I saw Nalo Hopkinson read from her next book last month at a Clarion West event. She was so magnetic that I immediately rushed back to the library and reserved all her books (no, I didn't buy them - why? Because I read 5 books a week, duh, if I bought them all I'd be poor.)
In The Salt Roads Hopkinson interweaves several storylines about black women connected by Ezili, the goddess of love, and the power of the sea road on which the Ginen were taken from Africa. The three women are Mer, a healer in Saint-Domingue; Jeanne Duval, a historical figure and the lover of Charles Baudelaire; and Meritet, who becomes St. Mary of Egypt.
These are richly told, heartwrenching portraits. Hopkinson is really skilled at evoking the historical era; the smells of the Mer's cane fields, Jeanne's powder and makeup, and Meritet's dusty Roman roads.
Hopkinson's vivid writing makes up for the lack of resolution. Ultimately the three stories (and Ezili's story) didn't come together in a satisfactory way. I can't decide whether the loose structure is a strength or a weakness. I think, though, that it's enough. It's good as it is. Forcing it into the mold of a traditional story arc would have crippled it.

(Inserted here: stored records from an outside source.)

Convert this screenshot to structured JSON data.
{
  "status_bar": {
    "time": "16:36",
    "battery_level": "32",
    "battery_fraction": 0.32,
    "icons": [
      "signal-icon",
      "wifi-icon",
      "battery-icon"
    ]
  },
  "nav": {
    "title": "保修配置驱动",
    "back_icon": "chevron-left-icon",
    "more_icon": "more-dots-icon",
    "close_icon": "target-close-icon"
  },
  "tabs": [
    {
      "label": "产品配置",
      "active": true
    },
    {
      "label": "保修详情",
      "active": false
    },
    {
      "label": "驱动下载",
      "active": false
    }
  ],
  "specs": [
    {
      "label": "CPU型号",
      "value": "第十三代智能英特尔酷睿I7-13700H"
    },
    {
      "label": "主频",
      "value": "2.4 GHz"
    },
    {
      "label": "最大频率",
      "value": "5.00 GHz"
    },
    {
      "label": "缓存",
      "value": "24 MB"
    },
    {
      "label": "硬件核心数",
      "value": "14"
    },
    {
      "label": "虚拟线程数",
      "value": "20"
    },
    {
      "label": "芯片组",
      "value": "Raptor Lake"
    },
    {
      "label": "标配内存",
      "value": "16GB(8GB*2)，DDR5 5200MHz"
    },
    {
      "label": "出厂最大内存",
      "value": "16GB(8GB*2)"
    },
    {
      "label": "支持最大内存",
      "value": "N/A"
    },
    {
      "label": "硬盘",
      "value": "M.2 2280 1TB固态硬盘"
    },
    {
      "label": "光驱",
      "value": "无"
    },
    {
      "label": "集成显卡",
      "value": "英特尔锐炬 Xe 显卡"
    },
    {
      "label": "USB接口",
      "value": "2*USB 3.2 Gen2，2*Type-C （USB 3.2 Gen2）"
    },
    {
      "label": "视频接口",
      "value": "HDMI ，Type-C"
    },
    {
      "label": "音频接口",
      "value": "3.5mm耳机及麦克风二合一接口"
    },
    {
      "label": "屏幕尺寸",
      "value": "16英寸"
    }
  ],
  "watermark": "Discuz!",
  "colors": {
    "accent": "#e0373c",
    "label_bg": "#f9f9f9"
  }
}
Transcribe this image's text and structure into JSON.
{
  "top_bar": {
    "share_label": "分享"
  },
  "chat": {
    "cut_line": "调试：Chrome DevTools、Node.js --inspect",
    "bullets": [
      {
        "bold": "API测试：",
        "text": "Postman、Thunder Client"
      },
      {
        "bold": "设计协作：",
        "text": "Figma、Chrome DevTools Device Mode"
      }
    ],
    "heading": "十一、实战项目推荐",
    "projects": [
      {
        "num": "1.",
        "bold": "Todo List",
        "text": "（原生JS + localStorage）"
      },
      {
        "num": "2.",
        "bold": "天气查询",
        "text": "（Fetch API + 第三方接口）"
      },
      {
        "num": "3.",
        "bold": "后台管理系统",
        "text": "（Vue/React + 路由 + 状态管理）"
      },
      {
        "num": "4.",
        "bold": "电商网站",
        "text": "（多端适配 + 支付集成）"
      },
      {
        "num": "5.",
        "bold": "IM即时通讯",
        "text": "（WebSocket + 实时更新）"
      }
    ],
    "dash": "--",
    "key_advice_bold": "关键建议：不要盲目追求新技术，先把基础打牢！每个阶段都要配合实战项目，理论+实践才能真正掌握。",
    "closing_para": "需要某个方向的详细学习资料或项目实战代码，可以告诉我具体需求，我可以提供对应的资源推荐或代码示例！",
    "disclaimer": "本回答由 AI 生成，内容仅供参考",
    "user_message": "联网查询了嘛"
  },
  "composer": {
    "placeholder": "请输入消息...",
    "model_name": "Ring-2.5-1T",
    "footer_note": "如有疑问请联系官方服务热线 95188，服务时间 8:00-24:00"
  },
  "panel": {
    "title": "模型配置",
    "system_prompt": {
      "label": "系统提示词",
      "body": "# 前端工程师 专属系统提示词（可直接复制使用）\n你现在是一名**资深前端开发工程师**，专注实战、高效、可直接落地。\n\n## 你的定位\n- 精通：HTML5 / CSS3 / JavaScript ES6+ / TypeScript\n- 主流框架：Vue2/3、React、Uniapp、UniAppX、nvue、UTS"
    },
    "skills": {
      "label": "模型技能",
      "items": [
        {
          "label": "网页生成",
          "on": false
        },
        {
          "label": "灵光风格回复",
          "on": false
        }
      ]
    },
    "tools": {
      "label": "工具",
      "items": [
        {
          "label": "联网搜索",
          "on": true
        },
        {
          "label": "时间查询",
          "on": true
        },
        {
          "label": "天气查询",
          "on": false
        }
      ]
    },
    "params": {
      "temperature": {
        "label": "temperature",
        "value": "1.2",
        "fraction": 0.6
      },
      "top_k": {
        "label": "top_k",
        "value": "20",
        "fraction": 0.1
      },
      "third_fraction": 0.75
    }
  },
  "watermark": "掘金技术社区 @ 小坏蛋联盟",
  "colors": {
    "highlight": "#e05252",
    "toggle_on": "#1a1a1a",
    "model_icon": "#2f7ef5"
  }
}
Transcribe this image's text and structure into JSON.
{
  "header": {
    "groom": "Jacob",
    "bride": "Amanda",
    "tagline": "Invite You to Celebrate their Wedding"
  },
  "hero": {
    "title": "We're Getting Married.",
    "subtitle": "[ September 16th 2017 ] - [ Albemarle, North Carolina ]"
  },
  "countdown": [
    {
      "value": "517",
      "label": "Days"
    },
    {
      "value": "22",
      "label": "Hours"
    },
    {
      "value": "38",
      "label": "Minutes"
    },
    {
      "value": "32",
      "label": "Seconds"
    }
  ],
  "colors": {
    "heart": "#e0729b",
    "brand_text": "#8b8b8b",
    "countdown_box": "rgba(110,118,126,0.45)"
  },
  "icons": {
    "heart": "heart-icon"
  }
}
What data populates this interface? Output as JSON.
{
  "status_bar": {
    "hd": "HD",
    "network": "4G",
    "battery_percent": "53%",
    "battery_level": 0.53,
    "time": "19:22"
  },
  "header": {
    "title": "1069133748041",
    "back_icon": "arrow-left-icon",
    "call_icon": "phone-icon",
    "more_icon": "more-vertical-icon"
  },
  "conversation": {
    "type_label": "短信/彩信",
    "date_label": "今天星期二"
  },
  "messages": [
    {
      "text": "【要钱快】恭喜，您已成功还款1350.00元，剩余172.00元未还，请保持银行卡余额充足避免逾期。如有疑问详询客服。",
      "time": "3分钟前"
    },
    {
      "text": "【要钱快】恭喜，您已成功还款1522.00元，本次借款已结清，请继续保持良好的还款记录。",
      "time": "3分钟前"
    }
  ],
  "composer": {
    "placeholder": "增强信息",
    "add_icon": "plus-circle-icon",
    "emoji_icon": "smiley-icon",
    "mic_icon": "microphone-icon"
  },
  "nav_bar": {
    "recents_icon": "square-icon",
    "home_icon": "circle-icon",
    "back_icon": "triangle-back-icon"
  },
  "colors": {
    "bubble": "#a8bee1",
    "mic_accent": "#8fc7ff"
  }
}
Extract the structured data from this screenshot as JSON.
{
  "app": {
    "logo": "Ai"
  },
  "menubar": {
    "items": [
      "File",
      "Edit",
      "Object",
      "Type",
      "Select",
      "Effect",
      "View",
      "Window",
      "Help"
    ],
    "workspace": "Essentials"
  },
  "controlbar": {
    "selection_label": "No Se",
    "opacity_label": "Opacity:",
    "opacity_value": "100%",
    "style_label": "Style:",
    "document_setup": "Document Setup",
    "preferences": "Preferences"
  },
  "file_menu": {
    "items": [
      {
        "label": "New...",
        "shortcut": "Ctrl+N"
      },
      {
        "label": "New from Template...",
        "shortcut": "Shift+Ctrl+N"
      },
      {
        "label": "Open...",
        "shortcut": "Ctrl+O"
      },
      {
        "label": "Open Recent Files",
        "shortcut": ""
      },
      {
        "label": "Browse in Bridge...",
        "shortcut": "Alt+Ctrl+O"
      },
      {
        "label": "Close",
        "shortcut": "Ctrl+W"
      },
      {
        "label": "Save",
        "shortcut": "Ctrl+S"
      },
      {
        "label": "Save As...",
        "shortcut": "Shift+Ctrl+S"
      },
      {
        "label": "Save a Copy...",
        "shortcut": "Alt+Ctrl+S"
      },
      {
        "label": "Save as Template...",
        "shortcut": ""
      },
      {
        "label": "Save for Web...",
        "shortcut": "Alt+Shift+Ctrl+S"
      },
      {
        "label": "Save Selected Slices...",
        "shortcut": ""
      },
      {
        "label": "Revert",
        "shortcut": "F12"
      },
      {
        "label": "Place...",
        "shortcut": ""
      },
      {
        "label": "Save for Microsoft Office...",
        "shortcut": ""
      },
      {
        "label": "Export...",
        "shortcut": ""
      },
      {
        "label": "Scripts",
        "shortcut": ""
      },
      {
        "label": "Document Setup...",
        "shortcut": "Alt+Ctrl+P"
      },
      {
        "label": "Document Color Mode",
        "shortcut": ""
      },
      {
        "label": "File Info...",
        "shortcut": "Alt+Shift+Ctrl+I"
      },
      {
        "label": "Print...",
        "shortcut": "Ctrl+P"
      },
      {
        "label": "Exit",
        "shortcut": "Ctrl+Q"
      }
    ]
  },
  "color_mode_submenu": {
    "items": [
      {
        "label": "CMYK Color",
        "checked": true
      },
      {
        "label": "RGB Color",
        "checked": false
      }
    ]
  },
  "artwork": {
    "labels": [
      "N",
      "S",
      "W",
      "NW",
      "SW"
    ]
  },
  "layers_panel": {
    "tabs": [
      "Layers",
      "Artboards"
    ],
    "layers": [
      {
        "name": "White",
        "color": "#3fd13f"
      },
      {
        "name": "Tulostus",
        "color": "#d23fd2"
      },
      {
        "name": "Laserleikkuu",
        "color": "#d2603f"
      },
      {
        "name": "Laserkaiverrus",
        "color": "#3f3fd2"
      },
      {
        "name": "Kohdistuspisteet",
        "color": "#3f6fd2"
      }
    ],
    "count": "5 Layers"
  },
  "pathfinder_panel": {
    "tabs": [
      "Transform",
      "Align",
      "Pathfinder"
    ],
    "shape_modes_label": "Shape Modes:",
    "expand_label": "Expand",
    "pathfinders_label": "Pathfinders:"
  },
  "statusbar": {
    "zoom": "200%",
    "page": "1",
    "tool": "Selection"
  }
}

Adjectives I will apply to this book: interesting, exciting, thought-provoking.